In tapping therapy, we may sometimes ask a client to draw how they feel before and after a tapping session as a way of identifying any transformations in their way of thinking in terms of new possibilities. But most of the time, we ask clients to measure the intensity of the negative emotion when they think about a particular issue or problem, both before, during, and at the end of a therapy session. There are also many other ways in which we test for progress. For example, we can measure how true a negative thought feels when they think about a past or future event.

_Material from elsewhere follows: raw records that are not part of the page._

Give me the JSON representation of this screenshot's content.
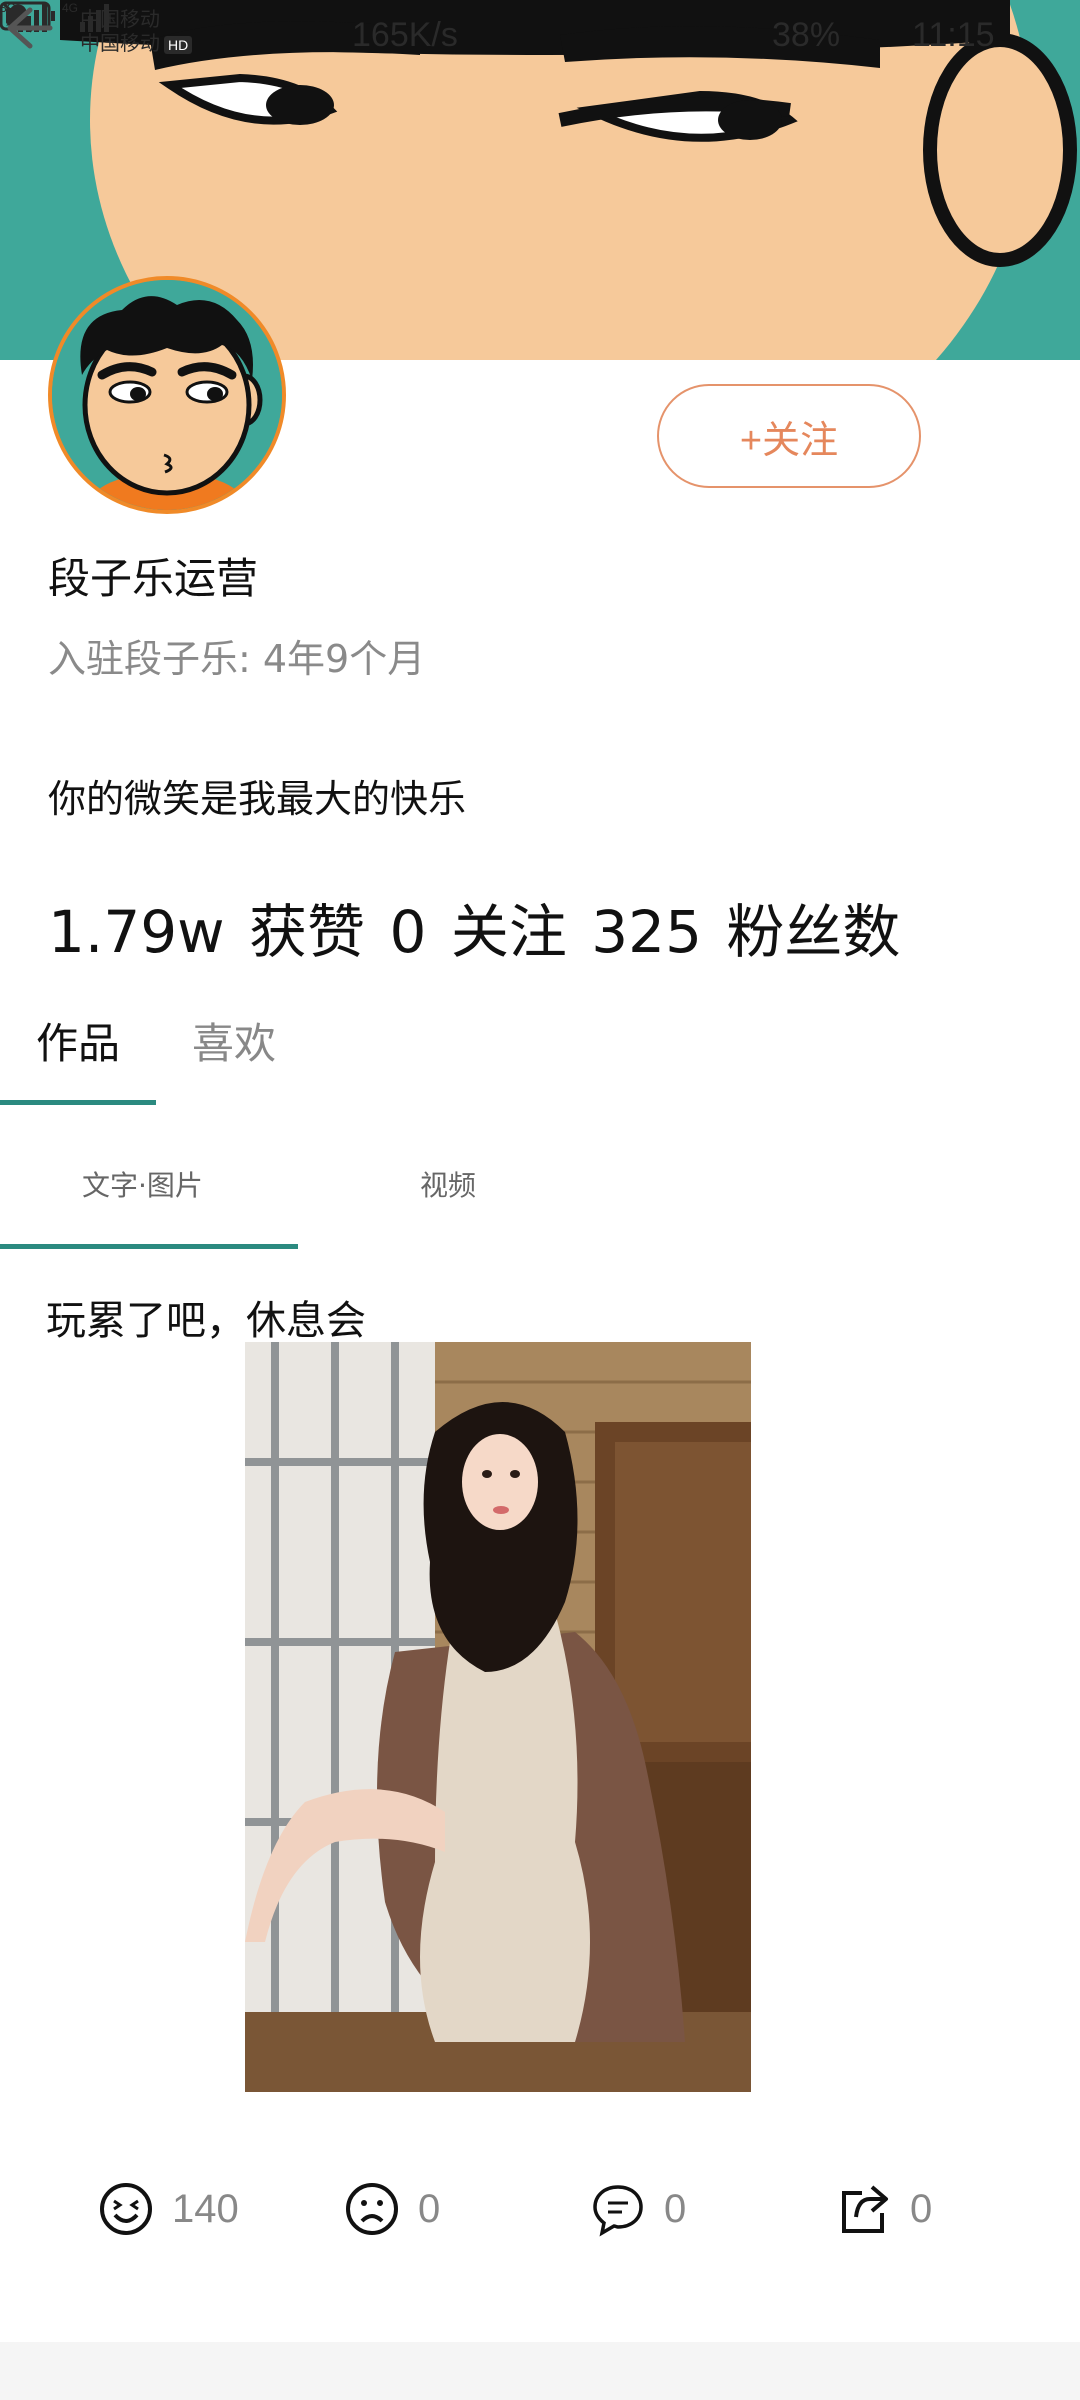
{
  "status_bar": {
    "carrier_line1": "中国移动",
    "carrier_line2": "中国移动",
    "hd_badge": "HD",
    "signal_1": "3G",
    "signal_2": "4G",
    "net_speed": "165K/s",
    "battery": "38%",
    "time": "11:15"
  },
  "header": {
    "back_icon": "arrow-left"
  },
  "profile": {
    "follow_label": "+关注",
    "username": "段子乐运营",
    "join_info": "入驻段子乐: 4年9个月",
    "bio": "你的微笑是我最大的快乐",
    "stats": [
      {
        "value": "1.79w",
        "label": "获赞"
      },
      {
        "value": "0",
        "label": "关注"
      },
      {
        "value": "325",
        "label": "粉丝数"
      }
    ]
  },
  "tabs": {
    "main": [
      {
        "label": "作品",
        "active": true
      },
      {
        "label": "喜欢",
        "active": false
      }
    ],
    "sub": [
      {
        "label": "文字·图片",
        "active": true
      },
      {
        "label": "视频",
        "active": false
      }
    ]
  },
  "post": {
    "title": "玩累了吧，休息会",
    "actions": [
      {
        "icon": "laugh-icon",
        "count": "140"
      },
      {
        "icon": "sad-icon",
        "count": "0"
      },
      {
        "icon": "comment-icon",
        "count": "0"
      },
      {
        "icon": "share-icon",
        "count": "0"
      }
    ]
  },
  "colors": {
    "accent_teal": "#2b8a80",
    "follow_orange": "#e5875c",
    "banner_bg": "#3fa89a",
    "face": "#f6c99a"
  }
}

Typically, when the intensity of the negative emotion reduces to a 3/10 or less, it’s quite common for a spontaneous ‘”transforming of reality to new possibilities” to occur naturally. In EFT, we call that a Client Cognitive Reframe. In other words, the client’s brain reframes the way they think about a situation without the EFT coach or EFT therapist needing to intervene and do it for them.

DO YOU DO THERAPY IN SCHOOLS?

When I go in to train School Psychologists/School Counselors, teachers, school nurses, and administrators in tapping techniques, I’m not training them to do tapping therapy. I’m training them in context-specific ways of applying tapping techniques for their staff and student community’s well-being needs. Introducing this type of tapping into the classroom isn’t therapy. It’s an educational application of tapping techniques.

A first-aid professional in an ambulance showing a patient how they can tap to help them manage their stress isn’t doing therapy. Similarly, when a teacher shows a kid who is having a panic attack how to tap, that’s not therapy. It’s Psychological First Aid, also known as Mental Health First-Aid. Different words to describe the same thing. For example, a teacher or exam invigilator who is trained in tapping for Mental Health First-Aid to show a student who is having a panic attack in a Maths exam how to tap to help them ground and come back to themselves. These are different applications of tapping.

You don’t have to be a licensed mental health care provider to deliver tapping first-aid to a child or adult in crisis. You don’t even have to be a certified EFT Practitioner. You just have to care and be open to upskilling yourself. The same is true for tapping as a tool for enhancing memory and learning. Some teachers and university lecturers get students to tap as a starter activity before teaching them something new or difficulty. Schools are also introducing tapping due to curriculum requirements to address Social Emotional Learning and student well-being issues.

School Nurses don’t have to be qualified EFT Practitioners to help children who are missing class due to school-related stress stomach pains. These stress-related pains can often be quickly and effectively dealt with using very basic EFT Tapping skills that practitioners like myself can be hired to teach them. In so doing, they can, over time, reduce the amount of hours children skip class due to stress-related aches and pains and help them get back to class and learning more effectively. 

There are age-appropriate and context-appropriate tapping techniques that school staff can be trained in. While therapeutic benefits may be experienced from these types of applications, that’s not the same as therapy. It just means your school will be able to function better as staff and students begin to feel more well-being and communicate their needs better.

What more do you want? 

MEET ELENI

Eleni Vardaki - educational articles and collaborations for individuals and schools

Eleni Vardaki (BA, PGCE, QTS, MEd, Level 3 Advanced EFT Practitioner) is an experienced educator and EFT Tapping Coach who specializes in stress, anxiety, and academic success. She works with both school and university level students who want her assistance on clearing their inner blocks to achieving their personal, career-related, or academic goals. She also leads online and on-site group sessions for psychotherapists, classroom teachers, and other allied professionals who are interesting in learning new tapping skills.